> **Page and application data records**
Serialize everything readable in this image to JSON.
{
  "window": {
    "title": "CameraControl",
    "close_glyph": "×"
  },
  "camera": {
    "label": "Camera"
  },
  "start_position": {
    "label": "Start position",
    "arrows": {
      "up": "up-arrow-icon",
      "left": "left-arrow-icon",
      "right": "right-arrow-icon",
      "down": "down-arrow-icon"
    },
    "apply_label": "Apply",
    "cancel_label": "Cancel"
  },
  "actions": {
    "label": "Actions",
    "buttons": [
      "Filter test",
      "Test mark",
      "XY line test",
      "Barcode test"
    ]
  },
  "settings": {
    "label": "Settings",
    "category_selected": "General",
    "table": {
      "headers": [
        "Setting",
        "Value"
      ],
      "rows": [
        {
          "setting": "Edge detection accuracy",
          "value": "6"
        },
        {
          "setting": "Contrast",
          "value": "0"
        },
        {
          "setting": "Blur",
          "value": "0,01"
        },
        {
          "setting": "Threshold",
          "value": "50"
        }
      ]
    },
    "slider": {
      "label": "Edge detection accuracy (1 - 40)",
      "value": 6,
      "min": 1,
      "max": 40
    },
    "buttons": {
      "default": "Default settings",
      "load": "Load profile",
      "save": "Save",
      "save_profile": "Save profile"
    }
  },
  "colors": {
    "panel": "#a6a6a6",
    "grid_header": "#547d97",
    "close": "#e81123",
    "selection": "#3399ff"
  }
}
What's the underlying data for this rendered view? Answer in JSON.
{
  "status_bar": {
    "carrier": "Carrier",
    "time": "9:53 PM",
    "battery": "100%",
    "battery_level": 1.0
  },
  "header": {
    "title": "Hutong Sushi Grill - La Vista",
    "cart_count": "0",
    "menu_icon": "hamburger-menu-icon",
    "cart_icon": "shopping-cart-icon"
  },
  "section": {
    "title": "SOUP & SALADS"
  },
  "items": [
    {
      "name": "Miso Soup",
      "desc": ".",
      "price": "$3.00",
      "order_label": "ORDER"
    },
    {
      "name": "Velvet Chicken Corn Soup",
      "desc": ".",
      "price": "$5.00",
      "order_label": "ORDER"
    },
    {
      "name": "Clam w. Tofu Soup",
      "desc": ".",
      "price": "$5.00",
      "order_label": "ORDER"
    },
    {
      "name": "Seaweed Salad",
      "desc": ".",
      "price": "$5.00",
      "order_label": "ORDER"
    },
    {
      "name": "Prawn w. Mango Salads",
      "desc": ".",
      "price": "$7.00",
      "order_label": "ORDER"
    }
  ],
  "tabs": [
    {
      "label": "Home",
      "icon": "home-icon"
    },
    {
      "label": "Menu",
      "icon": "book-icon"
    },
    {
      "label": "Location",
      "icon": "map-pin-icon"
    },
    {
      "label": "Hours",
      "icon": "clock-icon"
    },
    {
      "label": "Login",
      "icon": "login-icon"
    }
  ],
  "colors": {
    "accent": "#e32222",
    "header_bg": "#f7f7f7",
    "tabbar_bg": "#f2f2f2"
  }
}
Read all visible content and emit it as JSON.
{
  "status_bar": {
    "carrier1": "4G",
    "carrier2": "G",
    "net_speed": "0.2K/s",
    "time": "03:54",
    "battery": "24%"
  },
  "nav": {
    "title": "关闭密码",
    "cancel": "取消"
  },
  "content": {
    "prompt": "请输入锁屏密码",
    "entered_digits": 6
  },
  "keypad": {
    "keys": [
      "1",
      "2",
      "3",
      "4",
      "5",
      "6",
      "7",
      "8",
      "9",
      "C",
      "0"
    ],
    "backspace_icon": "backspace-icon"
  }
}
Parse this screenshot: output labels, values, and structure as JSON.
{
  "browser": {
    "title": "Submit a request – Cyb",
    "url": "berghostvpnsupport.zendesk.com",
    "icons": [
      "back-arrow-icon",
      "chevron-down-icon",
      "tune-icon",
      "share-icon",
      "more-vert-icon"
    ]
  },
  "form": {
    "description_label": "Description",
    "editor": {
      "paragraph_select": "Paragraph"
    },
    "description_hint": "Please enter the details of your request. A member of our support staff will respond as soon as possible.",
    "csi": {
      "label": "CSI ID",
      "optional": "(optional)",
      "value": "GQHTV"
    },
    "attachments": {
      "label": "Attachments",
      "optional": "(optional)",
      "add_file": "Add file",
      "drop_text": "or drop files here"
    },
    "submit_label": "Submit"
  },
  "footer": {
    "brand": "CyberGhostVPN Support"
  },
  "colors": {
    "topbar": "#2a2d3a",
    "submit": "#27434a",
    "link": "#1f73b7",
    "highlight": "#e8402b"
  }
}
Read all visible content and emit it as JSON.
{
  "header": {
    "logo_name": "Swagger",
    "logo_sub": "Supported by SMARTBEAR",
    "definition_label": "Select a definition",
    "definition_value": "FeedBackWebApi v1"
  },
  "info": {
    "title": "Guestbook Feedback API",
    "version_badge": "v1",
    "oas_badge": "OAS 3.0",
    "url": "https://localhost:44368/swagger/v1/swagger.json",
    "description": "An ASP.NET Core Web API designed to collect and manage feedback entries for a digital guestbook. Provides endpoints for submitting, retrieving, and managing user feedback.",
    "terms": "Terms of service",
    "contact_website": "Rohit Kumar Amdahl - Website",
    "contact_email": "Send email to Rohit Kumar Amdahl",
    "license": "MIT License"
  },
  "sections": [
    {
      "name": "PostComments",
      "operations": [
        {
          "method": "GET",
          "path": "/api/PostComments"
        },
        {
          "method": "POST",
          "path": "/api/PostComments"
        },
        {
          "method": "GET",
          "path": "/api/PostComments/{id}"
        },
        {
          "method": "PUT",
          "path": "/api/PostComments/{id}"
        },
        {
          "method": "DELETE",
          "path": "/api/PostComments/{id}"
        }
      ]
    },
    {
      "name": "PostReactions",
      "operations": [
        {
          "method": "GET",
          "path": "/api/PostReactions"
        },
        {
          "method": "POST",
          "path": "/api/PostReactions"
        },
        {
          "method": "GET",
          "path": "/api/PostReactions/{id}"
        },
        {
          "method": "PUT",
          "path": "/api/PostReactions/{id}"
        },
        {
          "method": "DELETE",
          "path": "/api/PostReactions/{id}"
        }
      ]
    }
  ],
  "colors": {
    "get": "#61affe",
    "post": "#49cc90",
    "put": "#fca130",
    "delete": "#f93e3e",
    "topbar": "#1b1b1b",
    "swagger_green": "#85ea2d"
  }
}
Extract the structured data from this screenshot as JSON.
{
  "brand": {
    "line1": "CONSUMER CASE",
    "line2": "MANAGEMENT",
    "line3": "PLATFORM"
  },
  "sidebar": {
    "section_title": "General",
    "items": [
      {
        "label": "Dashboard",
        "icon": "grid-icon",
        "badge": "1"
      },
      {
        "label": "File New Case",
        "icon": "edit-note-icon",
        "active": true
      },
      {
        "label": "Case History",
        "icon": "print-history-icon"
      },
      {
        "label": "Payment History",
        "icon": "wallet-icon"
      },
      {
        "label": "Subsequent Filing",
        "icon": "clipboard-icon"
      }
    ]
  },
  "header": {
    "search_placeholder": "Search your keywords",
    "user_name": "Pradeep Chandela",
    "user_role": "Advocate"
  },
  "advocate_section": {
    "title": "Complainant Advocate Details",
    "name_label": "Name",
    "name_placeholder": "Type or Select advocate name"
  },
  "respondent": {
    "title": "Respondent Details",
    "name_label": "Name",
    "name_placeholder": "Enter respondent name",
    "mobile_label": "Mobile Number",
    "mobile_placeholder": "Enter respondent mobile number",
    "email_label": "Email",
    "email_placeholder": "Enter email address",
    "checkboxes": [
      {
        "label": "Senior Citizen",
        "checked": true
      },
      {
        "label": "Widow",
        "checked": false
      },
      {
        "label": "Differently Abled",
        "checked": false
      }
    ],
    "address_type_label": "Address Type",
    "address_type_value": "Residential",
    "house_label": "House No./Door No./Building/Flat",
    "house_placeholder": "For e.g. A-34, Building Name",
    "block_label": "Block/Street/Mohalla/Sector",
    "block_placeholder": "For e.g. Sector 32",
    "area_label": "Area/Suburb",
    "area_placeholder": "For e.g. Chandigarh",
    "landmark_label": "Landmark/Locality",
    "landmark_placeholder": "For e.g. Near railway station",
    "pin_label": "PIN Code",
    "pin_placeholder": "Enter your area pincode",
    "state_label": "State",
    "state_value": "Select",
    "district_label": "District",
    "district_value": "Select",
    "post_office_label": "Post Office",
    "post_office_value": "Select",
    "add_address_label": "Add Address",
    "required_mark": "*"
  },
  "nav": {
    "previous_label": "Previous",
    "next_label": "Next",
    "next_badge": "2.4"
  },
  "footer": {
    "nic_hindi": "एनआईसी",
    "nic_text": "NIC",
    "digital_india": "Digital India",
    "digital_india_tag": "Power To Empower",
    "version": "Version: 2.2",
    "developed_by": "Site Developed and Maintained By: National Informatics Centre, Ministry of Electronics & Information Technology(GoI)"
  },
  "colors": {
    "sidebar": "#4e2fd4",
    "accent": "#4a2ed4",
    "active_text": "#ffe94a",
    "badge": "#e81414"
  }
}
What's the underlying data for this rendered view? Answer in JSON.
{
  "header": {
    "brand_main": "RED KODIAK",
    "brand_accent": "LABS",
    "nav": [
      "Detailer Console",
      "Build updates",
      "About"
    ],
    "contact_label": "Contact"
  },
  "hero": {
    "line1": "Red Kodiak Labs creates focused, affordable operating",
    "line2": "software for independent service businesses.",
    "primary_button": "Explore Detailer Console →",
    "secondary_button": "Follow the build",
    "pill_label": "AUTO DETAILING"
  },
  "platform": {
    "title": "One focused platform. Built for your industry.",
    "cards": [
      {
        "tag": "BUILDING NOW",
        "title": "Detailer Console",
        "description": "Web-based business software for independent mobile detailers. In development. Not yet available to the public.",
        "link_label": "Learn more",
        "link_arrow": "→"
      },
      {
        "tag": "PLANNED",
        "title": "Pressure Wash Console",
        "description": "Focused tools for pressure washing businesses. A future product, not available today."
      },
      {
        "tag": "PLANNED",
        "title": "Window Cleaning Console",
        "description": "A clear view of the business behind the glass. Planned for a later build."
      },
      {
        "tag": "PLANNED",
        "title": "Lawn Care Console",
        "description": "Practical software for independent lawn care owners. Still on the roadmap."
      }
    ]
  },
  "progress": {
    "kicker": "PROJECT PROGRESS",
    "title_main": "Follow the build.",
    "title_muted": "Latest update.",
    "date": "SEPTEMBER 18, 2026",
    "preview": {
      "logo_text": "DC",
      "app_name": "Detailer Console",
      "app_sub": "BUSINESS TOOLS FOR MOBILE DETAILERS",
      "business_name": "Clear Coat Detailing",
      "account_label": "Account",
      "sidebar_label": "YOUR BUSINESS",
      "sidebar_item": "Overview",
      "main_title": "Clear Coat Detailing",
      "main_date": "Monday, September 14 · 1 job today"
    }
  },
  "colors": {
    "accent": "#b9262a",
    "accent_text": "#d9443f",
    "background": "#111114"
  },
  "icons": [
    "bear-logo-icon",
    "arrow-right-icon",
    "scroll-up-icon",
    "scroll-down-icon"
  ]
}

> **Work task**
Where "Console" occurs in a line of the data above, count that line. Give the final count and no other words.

> **Response below**
7